In the entries below, how many lines contain the string "cyber"? Respond with the number only.

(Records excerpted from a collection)
+ + + +

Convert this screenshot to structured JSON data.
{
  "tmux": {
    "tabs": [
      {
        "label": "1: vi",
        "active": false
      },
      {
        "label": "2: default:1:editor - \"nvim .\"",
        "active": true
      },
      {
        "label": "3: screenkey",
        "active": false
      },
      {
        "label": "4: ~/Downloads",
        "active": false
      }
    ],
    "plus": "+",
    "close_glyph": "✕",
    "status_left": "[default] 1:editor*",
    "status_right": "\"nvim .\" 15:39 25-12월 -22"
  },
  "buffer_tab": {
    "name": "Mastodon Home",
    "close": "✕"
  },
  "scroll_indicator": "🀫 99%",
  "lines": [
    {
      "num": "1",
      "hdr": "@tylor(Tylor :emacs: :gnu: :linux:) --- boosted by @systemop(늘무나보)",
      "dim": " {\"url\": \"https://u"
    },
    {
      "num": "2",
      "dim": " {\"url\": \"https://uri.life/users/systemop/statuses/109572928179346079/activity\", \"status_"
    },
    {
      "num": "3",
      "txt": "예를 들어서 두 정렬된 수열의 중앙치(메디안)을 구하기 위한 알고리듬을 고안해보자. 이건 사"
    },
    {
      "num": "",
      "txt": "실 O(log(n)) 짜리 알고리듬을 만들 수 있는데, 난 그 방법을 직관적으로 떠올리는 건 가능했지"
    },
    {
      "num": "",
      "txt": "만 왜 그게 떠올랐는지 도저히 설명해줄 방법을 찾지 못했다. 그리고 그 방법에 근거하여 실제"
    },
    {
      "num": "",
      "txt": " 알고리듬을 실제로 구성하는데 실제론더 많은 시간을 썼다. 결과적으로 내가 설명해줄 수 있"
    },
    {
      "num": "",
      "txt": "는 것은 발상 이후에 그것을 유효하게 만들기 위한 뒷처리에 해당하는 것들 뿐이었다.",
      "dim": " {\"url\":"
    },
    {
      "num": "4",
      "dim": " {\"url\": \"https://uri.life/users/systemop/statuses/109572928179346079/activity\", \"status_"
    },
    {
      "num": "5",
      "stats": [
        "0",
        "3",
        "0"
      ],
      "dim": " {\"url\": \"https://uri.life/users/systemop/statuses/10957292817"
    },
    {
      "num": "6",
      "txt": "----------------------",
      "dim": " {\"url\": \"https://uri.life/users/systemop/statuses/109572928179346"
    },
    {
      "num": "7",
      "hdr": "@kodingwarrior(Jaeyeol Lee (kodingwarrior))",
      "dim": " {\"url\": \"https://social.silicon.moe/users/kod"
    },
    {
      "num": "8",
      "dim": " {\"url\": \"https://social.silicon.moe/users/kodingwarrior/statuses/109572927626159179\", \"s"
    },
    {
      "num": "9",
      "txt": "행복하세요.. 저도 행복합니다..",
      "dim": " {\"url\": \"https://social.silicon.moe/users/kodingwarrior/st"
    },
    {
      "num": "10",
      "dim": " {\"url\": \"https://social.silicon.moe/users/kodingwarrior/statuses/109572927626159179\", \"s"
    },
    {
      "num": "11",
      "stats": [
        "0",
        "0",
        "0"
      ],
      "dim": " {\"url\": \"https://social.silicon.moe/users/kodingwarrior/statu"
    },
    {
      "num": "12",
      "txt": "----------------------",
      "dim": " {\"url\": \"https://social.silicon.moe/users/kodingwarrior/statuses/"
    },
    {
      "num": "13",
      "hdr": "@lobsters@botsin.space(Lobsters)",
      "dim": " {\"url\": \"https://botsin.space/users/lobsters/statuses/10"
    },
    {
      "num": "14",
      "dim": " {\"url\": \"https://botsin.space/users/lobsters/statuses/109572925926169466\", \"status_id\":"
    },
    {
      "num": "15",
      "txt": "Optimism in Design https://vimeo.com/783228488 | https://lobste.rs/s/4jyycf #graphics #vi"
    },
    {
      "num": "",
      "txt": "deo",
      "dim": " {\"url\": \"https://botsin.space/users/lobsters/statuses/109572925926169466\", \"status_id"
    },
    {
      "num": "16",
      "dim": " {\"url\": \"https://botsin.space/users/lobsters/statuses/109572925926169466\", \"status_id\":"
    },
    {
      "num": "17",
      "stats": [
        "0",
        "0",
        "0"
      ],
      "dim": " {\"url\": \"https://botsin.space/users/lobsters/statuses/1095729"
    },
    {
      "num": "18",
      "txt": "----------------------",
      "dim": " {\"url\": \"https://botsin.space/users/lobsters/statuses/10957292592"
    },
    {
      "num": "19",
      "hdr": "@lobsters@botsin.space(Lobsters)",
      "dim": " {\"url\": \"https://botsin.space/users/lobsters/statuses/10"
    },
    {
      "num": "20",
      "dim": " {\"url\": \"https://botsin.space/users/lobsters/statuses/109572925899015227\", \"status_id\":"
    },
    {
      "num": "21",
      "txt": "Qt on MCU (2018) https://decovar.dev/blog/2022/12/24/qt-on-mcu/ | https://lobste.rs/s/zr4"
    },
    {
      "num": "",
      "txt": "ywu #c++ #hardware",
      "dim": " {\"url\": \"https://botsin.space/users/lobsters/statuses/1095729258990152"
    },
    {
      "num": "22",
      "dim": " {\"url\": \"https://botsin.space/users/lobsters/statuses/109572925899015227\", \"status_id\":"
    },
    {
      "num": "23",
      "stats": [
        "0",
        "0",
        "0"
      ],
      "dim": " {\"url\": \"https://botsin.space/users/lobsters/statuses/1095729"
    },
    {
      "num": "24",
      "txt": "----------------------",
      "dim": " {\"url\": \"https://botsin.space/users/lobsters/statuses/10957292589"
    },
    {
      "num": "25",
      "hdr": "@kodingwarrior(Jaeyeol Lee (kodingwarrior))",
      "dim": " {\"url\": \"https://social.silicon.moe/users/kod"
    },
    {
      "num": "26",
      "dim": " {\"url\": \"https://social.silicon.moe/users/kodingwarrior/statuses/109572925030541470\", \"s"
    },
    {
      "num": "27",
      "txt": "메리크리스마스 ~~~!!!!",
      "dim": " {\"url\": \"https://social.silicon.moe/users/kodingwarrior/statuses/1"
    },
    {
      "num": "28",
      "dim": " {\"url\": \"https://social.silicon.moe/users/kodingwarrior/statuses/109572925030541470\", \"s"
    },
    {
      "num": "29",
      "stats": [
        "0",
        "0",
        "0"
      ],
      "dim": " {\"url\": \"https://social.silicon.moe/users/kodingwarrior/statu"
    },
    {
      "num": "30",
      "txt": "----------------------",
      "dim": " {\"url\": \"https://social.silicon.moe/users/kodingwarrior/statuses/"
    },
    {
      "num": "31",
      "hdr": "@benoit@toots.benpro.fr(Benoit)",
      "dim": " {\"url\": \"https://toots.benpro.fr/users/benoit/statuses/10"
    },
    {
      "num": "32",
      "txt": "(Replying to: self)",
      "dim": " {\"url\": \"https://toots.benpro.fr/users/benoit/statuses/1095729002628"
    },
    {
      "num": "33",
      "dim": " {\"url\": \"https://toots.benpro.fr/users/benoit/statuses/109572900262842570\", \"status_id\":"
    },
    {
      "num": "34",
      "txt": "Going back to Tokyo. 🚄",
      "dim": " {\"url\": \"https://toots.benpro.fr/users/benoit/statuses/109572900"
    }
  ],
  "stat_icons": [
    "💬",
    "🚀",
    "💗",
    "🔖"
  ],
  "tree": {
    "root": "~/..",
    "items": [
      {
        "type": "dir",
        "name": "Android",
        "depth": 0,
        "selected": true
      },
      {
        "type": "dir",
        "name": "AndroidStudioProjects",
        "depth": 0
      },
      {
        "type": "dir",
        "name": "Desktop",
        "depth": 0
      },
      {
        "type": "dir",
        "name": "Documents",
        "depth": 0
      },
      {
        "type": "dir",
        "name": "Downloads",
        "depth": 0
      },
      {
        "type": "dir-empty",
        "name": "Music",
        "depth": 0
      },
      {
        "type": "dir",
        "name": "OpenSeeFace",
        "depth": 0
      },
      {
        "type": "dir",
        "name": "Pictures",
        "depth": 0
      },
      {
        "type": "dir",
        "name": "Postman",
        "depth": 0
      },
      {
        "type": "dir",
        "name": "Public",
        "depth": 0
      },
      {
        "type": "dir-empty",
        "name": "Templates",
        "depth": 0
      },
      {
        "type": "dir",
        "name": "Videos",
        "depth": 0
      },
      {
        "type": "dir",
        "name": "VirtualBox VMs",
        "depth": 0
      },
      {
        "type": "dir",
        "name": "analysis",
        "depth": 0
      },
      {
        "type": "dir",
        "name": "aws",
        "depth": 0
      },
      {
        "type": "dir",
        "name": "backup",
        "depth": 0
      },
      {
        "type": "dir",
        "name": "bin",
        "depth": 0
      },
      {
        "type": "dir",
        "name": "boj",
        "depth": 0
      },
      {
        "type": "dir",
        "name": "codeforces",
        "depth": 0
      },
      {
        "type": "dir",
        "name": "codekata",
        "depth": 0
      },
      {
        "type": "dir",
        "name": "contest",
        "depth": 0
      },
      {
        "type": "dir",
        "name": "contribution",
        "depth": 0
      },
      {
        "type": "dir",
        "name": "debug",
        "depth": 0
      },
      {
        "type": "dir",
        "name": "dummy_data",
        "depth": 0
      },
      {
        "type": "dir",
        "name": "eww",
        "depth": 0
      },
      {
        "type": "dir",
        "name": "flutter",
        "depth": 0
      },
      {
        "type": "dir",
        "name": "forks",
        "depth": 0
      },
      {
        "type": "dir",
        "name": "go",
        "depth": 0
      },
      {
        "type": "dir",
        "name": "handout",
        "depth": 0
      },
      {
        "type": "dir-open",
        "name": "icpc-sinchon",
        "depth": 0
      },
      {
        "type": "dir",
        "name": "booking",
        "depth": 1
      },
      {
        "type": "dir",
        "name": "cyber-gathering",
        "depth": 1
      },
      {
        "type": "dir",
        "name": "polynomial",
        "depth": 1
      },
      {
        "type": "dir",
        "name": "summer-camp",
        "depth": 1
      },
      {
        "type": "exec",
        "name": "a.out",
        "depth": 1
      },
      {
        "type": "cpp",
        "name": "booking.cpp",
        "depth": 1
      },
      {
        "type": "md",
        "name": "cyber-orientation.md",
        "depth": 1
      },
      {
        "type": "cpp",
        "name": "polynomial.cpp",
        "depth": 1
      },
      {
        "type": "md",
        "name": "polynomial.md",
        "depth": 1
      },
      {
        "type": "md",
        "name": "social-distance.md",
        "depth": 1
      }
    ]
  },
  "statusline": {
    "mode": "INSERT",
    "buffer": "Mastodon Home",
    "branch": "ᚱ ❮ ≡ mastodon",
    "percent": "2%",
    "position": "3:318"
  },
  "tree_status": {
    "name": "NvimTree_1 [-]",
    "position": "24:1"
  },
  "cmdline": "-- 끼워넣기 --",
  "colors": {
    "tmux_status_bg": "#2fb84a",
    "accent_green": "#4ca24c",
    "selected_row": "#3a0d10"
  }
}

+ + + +

● **Exercise result**
2